I was handed the dish towel she had tied up around the jacket to make a sling. I was handed the sock they cut off her foot. I was already shouldering Cyndie’s purse and handing her phone back and forth as she looked up info for the nurses. I was given Cyndie’s pants to add to the bundle.

Not long after, I was sent to the pharmacy to pick up her pain prescription before closing time. Cyndie asked me to buy a pair of loose pants to wear home from the hospital while I was there. Picture me trying to pick out pants for Cyndie to wear. Now stop laughing.

After the chaos of an emergency room, we got home to the challenge of getting her up the stairs into the “cabin” and settled into a lounging position. I was back and forth to the car several times.

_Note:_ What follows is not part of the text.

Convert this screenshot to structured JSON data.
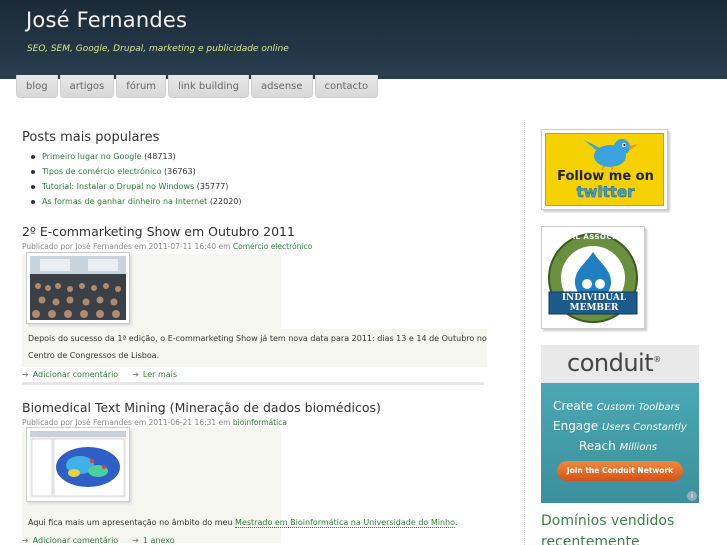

In my personal chaos, I set my wallet somewhere after returning Cyndie’s health card to her.

By bedtime, I knew I had no idea where that wallet was, except it had to be in the house somewhere because I knew the last time I used it.

Luckily, the routine at home is rather familiar for me, having taken care of Cyndie through multiple surgery recoveries. I still remember how to make coffee for her.

We need to survive the weekend. While driving home from the lake yesterday, Cyndie was on the phone with several treatment places, seeking immediate surgery, if possible. We had possession of her x-ray and the detailed analysis from the Hayward ER that Cyndie was providing to the people on the phone.

The description of her condition included the word, “comminuted.”

Comminuted: adjective 

reduced to minute particles or fragments.

• Medicine (of a fracture) producing multiple bone splinters.

She was told she will need a trauma surgeon and none were immediately available Friday afternoon.

An appointment for assessment by a trauma surgeon is scheduled for Monday.

Moms and dads and people raising their grandchildren don’t get enough credit for their loss of personal time.

Luckily, love is the key that more than makes up for the loss. It’s a privilege to take care of our most beloved friends and family.

That’s my experience.



Written by johnwhays

November 5, 2022 at 10:11 am